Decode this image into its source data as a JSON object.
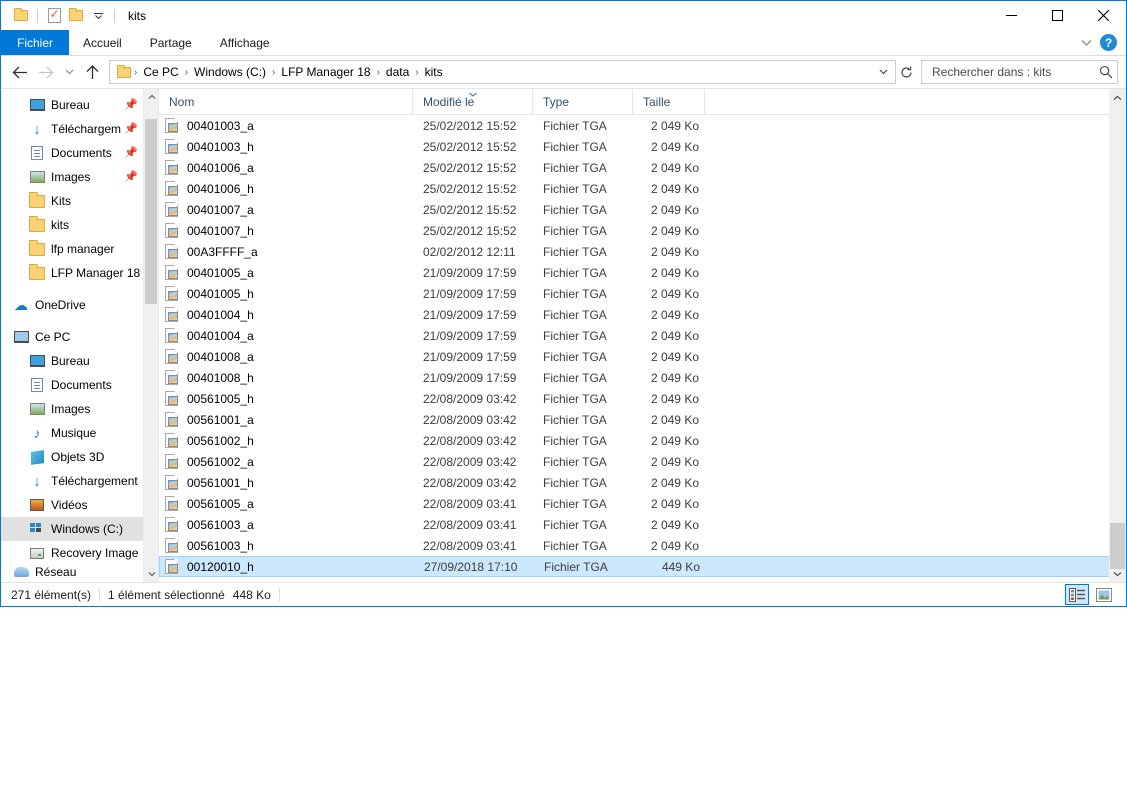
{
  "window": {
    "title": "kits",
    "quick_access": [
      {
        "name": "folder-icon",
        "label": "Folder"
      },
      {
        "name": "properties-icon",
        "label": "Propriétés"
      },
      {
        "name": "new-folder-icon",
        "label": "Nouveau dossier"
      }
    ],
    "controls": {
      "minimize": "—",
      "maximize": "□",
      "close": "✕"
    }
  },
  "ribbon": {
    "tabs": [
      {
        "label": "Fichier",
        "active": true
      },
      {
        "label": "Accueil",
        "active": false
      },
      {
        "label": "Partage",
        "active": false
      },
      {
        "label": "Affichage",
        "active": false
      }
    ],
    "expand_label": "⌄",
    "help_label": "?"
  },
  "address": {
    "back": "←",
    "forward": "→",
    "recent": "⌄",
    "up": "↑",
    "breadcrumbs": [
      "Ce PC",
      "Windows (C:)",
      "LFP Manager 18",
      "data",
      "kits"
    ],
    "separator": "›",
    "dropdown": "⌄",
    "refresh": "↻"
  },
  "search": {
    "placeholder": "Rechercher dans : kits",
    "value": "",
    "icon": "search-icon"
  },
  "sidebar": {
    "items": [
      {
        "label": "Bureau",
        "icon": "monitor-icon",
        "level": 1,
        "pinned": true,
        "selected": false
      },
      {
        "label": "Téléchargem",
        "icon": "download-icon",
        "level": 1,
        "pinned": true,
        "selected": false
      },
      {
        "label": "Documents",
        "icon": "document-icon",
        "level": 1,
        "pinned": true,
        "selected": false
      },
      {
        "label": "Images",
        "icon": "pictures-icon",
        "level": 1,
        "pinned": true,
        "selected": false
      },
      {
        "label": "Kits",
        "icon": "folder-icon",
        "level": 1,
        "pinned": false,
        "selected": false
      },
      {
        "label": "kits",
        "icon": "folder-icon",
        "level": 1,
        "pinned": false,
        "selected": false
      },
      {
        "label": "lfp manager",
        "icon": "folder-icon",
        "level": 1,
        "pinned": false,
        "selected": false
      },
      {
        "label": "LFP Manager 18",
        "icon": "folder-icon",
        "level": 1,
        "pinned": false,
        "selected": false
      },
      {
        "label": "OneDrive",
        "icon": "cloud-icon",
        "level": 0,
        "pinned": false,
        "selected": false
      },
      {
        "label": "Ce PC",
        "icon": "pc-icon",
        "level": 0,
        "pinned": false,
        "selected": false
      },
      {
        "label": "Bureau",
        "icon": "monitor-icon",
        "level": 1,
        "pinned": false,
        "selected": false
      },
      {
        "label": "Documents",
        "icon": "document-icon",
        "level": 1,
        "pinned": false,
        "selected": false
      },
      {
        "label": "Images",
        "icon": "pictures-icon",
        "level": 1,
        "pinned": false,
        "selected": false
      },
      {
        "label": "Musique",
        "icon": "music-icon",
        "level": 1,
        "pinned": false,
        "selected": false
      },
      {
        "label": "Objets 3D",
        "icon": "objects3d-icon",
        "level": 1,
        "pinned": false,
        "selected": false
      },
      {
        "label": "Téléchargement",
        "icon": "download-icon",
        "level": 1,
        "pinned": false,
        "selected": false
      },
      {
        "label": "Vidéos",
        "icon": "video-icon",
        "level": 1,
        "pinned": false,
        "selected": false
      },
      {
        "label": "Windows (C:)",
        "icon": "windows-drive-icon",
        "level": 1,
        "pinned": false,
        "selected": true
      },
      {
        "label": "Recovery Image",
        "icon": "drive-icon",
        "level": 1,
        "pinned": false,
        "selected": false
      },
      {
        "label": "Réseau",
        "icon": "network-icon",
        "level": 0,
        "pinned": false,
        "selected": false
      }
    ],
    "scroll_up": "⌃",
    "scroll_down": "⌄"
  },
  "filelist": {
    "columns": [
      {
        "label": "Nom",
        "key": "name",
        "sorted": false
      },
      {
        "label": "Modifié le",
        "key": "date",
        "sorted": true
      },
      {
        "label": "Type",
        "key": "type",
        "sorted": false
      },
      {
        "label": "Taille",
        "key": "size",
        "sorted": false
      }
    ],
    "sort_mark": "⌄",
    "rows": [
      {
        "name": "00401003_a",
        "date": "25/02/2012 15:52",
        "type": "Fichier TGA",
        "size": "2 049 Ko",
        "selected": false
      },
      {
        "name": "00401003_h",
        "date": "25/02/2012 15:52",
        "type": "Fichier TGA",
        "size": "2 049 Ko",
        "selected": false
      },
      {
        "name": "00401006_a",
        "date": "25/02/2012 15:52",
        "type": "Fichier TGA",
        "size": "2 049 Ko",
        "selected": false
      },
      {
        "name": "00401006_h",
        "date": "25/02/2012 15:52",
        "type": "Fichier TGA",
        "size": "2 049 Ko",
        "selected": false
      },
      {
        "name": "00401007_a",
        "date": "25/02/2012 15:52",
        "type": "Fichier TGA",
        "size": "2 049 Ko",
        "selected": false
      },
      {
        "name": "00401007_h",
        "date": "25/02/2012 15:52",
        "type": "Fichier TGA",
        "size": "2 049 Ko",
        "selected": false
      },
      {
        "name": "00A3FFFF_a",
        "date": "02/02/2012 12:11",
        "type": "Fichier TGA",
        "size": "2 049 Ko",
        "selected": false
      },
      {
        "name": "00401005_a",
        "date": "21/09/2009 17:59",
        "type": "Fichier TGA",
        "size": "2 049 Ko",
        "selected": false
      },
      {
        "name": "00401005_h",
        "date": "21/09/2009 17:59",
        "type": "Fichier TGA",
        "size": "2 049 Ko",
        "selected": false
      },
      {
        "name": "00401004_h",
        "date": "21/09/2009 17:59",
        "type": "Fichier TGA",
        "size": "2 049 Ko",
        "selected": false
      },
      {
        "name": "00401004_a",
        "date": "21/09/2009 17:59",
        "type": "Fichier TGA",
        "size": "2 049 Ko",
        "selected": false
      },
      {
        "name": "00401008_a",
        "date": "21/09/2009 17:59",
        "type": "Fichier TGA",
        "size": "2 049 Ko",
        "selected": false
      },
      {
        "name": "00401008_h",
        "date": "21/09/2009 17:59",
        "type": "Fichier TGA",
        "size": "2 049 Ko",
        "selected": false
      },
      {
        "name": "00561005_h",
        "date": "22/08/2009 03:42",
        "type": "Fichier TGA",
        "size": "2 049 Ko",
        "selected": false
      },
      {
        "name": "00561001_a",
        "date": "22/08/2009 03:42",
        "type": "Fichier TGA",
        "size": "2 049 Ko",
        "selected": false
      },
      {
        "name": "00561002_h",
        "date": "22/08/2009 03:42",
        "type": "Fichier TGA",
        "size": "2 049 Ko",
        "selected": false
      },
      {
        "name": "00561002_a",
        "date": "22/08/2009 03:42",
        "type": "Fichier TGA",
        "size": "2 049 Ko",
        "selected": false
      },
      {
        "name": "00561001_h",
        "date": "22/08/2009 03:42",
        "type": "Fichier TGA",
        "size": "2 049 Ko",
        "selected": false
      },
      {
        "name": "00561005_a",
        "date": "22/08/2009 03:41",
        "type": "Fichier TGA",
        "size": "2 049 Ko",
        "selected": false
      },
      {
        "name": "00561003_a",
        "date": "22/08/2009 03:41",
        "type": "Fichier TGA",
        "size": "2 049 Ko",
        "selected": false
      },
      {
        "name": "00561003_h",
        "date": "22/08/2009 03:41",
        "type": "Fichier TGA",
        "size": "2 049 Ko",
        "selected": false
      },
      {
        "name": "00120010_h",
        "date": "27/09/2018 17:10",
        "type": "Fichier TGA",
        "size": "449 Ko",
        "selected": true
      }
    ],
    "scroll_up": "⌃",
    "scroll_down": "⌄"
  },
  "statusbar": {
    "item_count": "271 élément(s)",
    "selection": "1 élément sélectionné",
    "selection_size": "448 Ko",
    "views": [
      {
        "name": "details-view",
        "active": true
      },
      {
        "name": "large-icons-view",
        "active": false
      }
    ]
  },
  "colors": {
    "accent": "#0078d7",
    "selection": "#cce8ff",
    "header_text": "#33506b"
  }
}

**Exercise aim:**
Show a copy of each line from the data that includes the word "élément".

**Answer box:**
    "item_count": "271 élément(s)",
    "selection": "1 élément sélectionné",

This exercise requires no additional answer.